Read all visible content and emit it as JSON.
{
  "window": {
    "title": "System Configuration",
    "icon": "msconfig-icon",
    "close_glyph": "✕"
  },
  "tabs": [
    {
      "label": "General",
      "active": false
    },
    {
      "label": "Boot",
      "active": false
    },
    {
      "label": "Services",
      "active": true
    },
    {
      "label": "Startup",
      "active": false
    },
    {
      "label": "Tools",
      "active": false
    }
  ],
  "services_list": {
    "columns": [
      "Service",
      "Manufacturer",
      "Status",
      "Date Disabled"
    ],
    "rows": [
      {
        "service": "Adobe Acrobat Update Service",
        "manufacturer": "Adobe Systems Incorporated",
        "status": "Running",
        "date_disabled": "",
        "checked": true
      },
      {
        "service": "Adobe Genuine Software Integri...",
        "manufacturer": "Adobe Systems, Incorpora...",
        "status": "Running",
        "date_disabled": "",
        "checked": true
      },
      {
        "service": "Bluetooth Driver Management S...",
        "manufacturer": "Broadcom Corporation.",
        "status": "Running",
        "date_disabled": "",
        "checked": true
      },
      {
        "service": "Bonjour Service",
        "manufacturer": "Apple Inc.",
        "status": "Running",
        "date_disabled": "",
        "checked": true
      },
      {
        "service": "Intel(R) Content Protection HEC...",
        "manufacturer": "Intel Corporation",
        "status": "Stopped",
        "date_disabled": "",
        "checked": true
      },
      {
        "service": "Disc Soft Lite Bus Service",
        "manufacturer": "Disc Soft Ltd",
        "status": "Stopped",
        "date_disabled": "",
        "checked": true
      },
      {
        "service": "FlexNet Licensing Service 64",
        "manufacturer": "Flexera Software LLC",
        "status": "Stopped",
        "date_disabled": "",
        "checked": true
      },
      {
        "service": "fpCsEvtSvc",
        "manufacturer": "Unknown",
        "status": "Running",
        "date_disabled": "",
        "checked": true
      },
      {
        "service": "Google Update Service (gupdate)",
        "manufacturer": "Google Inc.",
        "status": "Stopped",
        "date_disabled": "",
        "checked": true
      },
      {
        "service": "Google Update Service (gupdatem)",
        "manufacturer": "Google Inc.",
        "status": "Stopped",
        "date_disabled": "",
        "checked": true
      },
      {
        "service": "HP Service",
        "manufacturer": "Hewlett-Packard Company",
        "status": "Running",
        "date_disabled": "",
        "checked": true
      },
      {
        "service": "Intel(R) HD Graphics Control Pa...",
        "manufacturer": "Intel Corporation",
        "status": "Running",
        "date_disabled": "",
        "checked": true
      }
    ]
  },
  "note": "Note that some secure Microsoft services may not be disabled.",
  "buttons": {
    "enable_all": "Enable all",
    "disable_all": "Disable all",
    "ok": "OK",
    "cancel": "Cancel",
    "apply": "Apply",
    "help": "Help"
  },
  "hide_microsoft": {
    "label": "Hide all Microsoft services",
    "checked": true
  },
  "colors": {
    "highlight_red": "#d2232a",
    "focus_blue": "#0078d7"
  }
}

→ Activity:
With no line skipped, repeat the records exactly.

→ Solution:
Read all visible content and emit it as JSON.
{
  "window": {
    "title": "System Configuration",
    "icon": "msconfig-icon",
    "close_glyph": "✕"
  },
  "tabs": [
    {
      "label": "General",
      "active": false
    },
    {
      "label": "Boot",
      "active": false
    },
    {
      "label": "Services",
      "active": true
    },
    {
      "label": "Startup",
      "active": false
    },
    {
      "label": "Tools",
      "active": false
    }
  ],
  "services_list": {
    "columns": [
      "Service",
      "Manufacturer",
      "Status",
      "Date Disabled"
    ],
    "rows": [
      {
        "service": "Adobe Acrobat Update Service",
        "manufacturer": "Adobe Systems Incorporated",
        "status": "Running",
        "date_disabled": "",
        "checked": true
      },
      {
        "service": "Adobe Genuine Software Integri...",
        "manufacturer": "Adobe Systems, Incorpora...",
        "status": "Running",
        "date_disabled": "",
        "checked": true
      },
      {
        "service": "Bluetooth Driver Management S...",
        "manufacturer": "Broadcom Corporation.",
        "status": "Running",
        "date_disabled": "",
        "checked": true
      },
      {
        "service": "Bonjour Service",
        "manufacturer": "Apple Inc.",
        "status": "Running",
        "date_disabled": "",
        "checked": true
      },
      {
        "service": "Intel(R) Content Protection HEC...",
        "manufacturer": "Intel Corporation",
        "status": "Stopped",
        "date_disabled": "",
        "checked": true
      },
      {
        "service": "Disc Soft Lite Bus Service",
        "manufacturer": "Disc Soft Ltd",
        "status": "Stopped",
        "date_disabled": "",
        "checked": true
      },
      {
        "service": "FlexNet Licensing Service 64",
        "manufacturer": "Flexera Software LLC",
        "status": "Stopped",
        "date_disabled": "",
        "checked": true
      },
      {
        "service": "fpCsEvtSvc",
        "manufacturer": "Unknown",
        "status": "Running",
        "date_disabled": "",
        "checked": true
      },
      {
        "service": "Google Update Service (gupdate)",
        "manufacturer": "Google Inc.",
        "status": "Stopped",
        "date_disabled": "",
        "checked": true
      },
      {
        "service": "Google Update Service (gupdatem)",
        "manufacturer": "Google Inc.",
        "status": "Stopped",
        "date_disabled": "",
        "checked": true
      },
      {
        "service": "HP Service",
        "manufacturer": "Hewlett-Packard Company",
        "status": "Running",
        "date_disabled": "",
        "checked": true
      },
      {
        "service": "Intel(R) HD Graphics Control Pa...",
        "manufacturer": "Intel Corporation",
        "status": "Running",
        "date_disabled": "",
        "checked": true
      }
    ]
  },
  "note": "Note that some secure Microsoft services may not be disabled.",
  "buttons": {
    "enable_all": "Enable all",
    "disable_all": "Disable all",
    "ok": "OK",
    "cancel": "Cancel",
    "apply": "Apply",
    "help": "Help"
  },
  "hide_microsoft": {
    "label": "Hide all Microsoft services",
    "checked": true
  },
  "colors": {
    "highlight_red": "#d2232a",
    "focus_blue": "#0078d7"
  }
}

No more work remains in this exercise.